Wednesday: The Health and Human Services Committee will hear testimony on LB128 (Groene), which would allow for drug tests of Supplemental Nutrition Assistance Program (SNAP) applicants who have a prior drug conviction.
The Revenue Committee will hear testimony on LB373 (Schumacher), which undoes bills that reduced revenue by over $5 million over the past decade.
Thursday: The Judiciary Committee will hear testimony on LR27 (Bolz), which is a resolution stating that “the members of the Legislature believe in protecting refugees regardless of race, ethnicity, religion, age or sex and appreciate their contributions to this state.”
The big news at the end of last week was the prison riot at Tecumseh that resulted in the death of two inmates. While the Governor and Corrections officials downplayed the riot – and even insisted it wasn’t a riot – senators expressed frustration on the floor of the Legislature last Friday.
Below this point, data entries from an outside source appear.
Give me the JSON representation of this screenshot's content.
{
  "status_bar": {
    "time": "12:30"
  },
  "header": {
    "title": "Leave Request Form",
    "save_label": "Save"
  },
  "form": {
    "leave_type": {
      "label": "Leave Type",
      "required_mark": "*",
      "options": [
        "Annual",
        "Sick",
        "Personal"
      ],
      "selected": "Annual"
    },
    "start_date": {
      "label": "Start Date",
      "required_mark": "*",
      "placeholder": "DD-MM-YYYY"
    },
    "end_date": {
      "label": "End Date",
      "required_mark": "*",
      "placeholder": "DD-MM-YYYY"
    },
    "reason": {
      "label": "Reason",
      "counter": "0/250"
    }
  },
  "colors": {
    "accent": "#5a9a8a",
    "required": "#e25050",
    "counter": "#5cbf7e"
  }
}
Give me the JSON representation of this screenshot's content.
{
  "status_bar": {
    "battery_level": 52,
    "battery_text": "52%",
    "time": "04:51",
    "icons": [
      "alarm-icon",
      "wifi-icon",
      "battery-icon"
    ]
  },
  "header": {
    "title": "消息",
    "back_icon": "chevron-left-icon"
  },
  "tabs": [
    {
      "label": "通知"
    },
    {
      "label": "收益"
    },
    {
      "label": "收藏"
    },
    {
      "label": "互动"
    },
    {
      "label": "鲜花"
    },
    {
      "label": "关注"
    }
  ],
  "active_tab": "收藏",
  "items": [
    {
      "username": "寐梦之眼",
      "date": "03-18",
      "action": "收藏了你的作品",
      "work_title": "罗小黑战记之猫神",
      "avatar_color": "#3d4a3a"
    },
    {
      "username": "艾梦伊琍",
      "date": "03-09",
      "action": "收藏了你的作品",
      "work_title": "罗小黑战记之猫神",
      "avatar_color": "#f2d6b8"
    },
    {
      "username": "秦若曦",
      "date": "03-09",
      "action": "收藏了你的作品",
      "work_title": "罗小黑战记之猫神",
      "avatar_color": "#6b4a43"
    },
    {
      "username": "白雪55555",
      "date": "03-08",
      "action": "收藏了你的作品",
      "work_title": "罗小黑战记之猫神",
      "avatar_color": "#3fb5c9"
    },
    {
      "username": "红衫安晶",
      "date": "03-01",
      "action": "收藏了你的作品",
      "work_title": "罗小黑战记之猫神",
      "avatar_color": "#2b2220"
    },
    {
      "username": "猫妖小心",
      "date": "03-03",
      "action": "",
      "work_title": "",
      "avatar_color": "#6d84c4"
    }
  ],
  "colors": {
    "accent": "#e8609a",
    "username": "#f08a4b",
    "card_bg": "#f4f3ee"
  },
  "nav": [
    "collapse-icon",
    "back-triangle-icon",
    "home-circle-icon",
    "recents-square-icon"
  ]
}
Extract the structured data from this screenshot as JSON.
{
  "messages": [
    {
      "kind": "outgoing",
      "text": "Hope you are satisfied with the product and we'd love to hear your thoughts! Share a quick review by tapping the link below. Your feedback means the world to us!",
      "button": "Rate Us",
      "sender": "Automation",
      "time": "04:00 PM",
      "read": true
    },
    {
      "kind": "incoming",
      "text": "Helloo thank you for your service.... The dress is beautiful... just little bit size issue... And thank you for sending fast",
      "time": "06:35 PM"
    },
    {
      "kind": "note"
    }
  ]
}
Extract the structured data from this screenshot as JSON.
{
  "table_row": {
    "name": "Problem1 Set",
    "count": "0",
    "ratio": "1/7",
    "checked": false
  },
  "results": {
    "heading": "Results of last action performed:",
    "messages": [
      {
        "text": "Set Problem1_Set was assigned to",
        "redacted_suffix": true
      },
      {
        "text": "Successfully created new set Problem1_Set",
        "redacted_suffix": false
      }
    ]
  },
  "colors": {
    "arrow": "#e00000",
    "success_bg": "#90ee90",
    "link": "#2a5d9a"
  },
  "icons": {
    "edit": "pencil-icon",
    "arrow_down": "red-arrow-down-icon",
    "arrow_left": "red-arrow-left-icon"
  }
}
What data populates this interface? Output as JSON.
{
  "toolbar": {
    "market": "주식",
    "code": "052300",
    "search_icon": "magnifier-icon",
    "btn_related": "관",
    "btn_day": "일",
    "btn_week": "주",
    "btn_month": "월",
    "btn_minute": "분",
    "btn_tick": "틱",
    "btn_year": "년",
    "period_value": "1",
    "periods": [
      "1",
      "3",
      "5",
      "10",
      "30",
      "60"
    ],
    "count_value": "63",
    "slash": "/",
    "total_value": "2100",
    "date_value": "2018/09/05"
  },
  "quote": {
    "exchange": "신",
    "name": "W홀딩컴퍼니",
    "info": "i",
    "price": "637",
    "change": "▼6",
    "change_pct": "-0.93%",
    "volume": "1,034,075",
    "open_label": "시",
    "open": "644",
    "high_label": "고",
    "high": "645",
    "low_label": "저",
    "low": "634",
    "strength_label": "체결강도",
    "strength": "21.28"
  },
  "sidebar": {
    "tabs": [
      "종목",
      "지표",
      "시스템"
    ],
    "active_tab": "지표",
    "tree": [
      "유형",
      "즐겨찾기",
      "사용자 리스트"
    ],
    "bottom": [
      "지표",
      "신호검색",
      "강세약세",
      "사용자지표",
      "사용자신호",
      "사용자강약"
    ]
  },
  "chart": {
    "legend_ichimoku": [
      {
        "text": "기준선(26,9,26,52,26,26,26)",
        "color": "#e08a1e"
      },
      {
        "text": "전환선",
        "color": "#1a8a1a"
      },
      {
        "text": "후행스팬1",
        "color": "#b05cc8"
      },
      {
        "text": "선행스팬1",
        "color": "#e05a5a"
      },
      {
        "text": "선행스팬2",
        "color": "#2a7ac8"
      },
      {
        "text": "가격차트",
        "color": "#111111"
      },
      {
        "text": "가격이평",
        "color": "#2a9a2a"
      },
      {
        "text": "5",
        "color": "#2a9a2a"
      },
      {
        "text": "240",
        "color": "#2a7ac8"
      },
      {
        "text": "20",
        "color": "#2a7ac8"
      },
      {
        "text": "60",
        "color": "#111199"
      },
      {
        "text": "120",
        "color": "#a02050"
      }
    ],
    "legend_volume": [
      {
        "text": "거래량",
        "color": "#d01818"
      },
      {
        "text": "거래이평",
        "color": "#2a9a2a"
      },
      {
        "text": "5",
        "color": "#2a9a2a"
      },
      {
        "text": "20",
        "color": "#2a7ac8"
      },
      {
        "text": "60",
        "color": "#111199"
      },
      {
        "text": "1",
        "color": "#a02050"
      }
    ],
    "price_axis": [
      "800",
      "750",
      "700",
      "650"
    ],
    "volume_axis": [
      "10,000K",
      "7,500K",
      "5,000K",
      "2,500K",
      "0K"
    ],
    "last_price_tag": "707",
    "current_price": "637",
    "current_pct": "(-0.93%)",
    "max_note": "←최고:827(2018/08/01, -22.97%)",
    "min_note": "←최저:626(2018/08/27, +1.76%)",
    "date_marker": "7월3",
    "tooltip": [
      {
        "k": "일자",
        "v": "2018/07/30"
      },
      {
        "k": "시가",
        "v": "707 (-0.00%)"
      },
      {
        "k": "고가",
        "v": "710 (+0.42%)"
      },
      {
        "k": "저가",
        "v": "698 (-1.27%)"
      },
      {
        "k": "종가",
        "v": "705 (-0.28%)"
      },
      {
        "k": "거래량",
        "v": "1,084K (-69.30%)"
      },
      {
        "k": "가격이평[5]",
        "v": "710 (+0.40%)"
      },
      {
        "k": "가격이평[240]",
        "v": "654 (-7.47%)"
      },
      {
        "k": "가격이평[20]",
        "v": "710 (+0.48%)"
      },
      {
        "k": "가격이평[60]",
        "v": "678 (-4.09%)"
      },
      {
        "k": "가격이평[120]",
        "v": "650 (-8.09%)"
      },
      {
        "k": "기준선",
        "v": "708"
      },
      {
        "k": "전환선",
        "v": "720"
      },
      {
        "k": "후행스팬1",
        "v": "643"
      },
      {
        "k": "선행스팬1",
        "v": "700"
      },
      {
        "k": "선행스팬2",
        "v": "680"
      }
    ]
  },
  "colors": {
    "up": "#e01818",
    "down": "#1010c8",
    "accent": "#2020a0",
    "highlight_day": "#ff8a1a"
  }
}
In particular, senators who have worked on the special committees dealing with systemic problems at Corrections in recent years took exception with attempts to minimize the event, pointing to the recent warnings in the LR34 Report, addressing issues of overcrowding, understaffing, prison programming and underfunding and the 2014 LR424 Report, the special investigation conducted after the 2013 murders committed by a former inmate (Nikko Jenkins). Senators involved in those studies urged their colleagues to read the reports.
Every week is important during the legislative session, but this week may be the most determinative one as senators and committees are hitting crunch time to make important decisions about what bills get priority status.
Some of you may have seen the classic “Schoolhouse Rocks” video on how a bill becomes a law in the U.S. In Nebraska, the fundamental process is the same, but there are several procedural determinations that dictate a bill’s chances of even making it to the full body for consideration on the floor. Following are a few of the potential “process hurdles.”
Rules Fight Continues
State Senators spent nearly all of last week’s floor debate fighting over the adoption of permanent rules, and have come to no agreement on how to move forward. As Don Walton notes in his latest Lincoln Journal Star column, the battle is:
“more than just inside baseball” because “changing the number of votes required to sustain a minority filibuster could be a major factor, perhaps even the key factor, in determining or shaping legislative decisions on huge issues like tax cuts, budget priorities, state funding for the University of Nebraska, the very shape of Nebraska’s future.”
In past sessions, sustaining a filibuster has come down to a single vote or two. Expect this battle to continue. Legislative staff are trying to pull together “interesting material” for floor debate.
After a tense first week in the Legislature over chairmanships and committee assignments, the second week saw battles over rules and referencing.
The Rules Committee defeated controversial measures that would have increased the bar for filibusters by requiring 17 votes on the floor to sustain a filibuster, rather than 33 to invoke cloture. The Rules Committee also defeated a measure to end the secret ballot for chairmanship votes. Don Walton highlights the events in the Journal Star.
There has also been tension on the floor as Senators debate motions to move (re-reference) bills relating to guns and abortion to different committees. A motion by Senator Ernie Chambers would move LB 68, (a measure that would strip local authority to regulate guns) from the Government Committee to the Judiciary Committee. Similar bills have been referenced to the Judiciary Committee in the past. Also on the agenda is a motion to reassign a bill dealing with abortion (LB 59) from the Judiciary Committee to the Health and Human Services Committee. These battles may seem mundane, but they carry significance because the Government and Military Affairs and Health and Human Services Committees are widely considered more conservative than the Judiciary Committee. Joanne Young details the battles in this Journal Star story.